The book got me thinking about not just bread for, say, a sandwich, but about bread as an ingredient in the simple recipes I can concoct with my garden produce: a thick, roasted tomato and bread soup, or orecchietti pasta with brown butter, Brussels sprouts leaves and homemade bread crumbs, or a salad that becomes a meal when it’s a version of panzanella–reviving even stale bread in the best, delicious Tuscan fashion.
All you have to do to enter is answer this question in the comments box at the very bottom of the page:

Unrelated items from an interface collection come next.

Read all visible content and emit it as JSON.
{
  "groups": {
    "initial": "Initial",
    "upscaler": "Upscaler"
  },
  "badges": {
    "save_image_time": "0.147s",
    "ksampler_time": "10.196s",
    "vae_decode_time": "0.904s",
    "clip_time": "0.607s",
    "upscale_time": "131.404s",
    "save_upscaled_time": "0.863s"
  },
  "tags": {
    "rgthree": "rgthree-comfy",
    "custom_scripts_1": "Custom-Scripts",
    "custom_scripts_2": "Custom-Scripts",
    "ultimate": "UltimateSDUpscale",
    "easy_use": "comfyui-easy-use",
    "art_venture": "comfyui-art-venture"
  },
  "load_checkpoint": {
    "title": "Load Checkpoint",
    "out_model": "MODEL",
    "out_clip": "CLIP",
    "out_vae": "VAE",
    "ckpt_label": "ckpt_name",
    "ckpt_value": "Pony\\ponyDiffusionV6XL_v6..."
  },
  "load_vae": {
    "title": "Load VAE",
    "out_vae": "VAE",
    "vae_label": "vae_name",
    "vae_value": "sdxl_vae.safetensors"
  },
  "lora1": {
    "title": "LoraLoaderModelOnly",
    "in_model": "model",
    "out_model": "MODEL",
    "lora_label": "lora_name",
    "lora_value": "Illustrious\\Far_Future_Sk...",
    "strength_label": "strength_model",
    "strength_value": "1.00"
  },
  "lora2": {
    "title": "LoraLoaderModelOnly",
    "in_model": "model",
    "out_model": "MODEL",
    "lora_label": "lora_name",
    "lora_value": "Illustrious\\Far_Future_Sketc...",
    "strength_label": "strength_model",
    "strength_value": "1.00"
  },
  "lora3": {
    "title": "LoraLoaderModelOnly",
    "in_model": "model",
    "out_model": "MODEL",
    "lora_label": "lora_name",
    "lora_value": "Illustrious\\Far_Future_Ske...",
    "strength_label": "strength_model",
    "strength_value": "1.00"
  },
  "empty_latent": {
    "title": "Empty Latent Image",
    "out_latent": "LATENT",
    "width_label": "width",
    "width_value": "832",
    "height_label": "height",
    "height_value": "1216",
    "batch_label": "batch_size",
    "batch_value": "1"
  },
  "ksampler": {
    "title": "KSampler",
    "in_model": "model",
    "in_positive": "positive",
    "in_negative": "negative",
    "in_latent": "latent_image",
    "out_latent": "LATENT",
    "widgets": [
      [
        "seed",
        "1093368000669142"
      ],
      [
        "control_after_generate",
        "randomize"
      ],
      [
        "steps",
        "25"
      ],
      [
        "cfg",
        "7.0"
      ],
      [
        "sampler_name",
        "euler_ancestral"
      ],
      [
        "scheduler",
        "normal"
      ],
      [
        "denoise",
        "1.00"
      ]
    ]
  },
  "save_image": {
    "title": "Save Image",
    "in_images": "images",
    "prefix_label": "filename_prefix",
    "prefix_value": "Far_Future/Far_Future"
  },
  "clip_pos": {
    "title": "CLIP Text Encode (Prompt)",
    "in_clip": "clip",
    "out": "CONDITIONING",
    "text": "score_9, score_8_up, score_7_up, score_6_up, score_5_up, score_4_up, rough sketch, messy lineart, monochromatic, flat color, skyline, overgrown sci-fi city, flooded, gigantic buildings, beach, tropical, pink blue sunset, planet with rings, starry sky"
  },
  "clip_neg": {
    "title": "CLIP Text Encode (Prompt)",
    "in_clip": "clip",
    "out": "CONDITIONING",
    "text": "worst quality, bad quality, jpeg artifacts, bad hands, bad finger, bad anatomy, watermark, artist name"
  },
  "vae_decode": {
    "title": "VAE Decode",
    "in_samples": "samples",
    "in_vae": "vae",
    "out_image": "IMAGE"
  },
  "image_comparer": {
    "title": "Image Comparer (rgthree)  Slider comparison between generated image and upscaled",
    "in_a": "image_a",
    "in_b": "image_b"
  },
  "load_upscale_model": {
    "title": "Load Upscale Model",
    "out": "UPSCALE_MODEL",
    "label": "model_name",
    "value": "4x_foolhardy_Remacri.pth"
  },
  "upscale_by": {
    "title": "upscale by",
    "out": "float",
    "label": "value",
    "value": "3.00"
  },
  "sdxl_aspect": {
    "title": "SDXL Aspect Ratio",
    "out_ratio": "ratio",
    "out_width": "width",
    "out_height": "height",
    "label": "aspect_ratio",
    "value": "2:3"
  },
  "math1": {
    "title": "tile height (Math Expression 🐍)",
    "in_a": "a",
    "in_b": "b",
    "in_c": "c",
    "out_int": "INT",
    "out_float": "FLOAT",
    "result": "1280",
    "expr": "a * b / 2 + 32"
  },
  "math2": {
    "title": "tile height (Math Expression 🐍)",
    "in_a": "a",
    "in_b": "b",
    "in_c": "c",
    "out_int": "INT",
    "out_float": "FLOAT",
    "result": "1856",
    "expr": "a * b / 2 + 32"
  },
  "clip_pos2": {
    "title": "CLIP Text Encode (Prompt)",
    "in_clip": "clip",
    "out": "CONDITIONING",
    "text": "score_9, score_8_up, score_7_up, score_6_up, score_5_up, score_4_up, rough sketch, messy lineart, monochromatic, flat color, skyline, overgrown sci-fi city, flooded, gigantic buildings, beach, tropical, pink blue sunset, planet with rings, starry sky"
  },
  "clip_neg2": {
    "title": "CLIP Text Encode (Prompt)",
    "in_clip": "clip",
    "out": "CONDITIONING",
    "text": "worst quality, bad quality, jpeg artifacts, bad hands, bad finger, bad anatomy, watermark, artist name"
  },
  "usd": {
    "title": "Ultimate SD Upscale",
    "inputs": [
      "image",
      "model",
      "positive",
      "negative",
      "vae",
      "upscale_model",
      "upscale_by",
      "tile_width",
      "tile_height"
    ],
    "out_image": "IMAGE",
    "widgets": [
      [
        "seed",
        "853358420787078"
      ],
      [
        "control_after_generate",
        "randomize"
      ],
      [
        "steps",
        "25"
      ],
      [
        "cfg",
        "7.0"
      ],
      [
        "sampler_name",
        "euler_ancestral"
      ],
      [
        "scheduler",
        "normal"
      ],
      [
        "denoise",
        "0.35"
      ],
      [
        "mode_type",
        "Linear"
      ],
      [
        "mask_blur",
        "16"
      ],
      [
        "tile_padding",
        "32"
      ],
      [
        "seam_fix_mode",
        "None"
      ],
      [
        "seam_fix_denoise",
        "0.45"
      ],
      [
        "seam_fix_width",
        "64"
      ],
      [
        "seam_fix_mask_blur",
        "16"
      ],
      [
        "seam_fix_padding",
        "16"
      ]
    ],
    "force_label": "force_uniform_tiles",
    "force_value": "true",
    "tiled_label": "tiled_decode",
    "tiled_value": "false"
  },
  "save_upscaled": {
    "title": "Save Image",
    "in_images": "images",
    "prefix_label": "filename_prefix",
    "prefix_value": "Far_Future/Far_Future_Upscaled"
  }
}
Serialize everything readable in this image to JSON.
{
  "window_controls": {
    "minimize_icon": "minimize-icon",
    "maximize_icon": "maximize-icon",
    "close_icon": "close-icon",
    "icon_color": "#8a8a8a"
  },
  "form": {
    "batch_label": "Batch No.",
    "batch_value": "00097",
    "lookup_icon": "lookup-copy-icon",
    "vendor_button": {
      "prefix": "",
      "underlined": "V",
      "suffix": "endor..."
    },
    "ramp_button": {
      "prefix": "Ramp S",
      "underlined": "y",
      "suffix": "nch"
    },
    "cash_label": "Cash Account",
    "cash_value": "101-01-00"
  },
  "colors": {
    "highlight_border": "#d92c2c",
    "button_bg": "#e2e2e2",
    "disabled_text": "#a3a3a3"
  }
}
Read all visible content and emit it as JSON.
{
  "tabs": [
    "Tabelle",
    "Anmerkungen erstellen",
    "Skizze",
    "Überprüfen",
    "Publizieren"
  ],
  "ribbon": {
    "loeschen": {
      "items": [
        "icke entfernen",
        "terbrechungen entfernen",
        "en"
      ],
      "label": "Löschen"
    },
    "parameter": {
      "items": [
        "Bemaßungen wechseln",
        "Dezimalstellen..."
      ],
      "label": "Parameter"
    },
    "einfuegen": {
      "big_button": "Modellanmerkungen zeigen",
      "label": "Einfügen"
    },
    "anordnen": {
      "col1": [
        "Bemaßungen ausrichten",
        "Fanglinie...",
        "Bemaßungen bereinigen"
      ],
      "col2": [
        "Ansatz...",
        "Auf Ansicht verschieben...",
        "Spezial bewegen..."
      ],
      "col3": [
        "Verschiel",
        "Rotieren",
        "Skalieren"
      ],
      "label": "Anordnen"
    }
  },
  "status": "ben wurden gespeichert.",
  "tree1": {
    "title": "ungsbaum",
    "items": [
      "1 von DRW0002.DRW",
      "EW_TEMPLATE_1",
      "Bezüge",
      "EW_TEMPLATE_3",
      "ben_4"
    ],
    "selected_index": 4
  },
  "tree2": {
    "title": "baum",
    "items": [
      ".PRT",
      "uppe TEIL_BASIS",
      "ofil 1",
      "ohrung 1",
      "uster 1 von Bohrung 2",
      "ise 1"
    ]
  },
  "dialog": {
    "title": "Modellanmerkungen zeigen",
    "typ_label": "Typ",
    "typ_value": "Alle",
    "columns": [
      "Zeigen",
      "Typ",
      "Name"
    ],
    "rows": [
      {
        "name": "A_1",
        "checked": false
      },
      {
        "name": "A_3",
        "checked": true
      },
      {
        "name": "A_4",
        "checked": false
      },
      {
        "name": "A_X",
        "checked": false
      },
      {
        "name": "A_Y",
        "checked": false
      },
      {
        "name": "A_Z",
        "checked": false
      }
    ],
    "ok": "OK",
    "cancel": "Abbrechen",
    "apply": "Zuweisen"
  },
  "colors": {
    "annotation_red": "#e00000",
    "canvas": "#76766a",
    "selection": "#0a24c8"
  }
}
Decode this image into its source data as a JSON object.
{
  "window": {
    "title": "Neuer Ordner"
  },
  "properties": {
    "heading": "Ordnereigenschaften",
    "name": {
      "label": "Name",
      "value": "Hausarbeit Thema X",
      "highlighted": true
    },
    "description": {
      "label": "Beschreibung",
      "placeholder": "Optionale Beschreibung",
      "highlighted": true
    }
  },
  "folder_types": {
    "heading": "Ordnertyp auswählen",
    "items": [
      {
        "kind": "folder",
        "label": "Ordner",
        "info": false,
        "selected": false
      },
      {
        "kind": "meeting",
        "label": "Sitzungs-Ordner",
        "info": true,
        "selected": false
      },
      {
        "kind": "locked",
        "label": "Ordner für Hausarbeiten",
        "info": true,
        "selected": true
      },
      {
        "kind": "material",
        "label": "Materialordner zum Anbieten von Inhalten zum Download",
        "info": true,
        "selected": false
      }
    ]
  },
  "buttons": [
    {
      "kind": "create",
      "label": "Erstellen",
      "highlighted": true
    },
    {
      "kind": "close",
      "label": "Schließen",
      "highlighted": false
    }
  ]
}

What’s coming on strong in your vegetable garden at the moment (or showing up in your CSA share or at the farmers’ market)? (At my place, scapes and edible-podded peas are suddenly “in season,” but I am weeks away from any tomatoes.)
No answer, or feeling shy? Just say something like”count me in,” and I will, but an answer is even better. I’ll select a random winner after entries close at midnight Tuesday. Good luck to all; U.S. and Canada only.
(Photos except garlic scapes and Copake General Store from Alexandra’s Kitchen, used with permission.)
prefer the podcast version of the show?
MY WEEKLY public-radio show, rated a “top-5 garden podcast” by “The Guardian” newspaper in the UK, began its ninth year in March 2018. In 2016, the show won three silver medals for excellence from the Garden Writers Association. It’s produced at Robin Hood Radio, the smallest NPR station in the nation. Listen locally in the Hudson Valley (NY)-Berkshires (MA)-Litchfield Hills (CT) Mondays at 8:30 AM Eastern, rerun at 8:30 Saturdays. Or play the June 25, 2018 show using the player near the top of this transcript. You can subscribe to all future editions on iTunes or Stitcher (and browse my archive of podcasts here).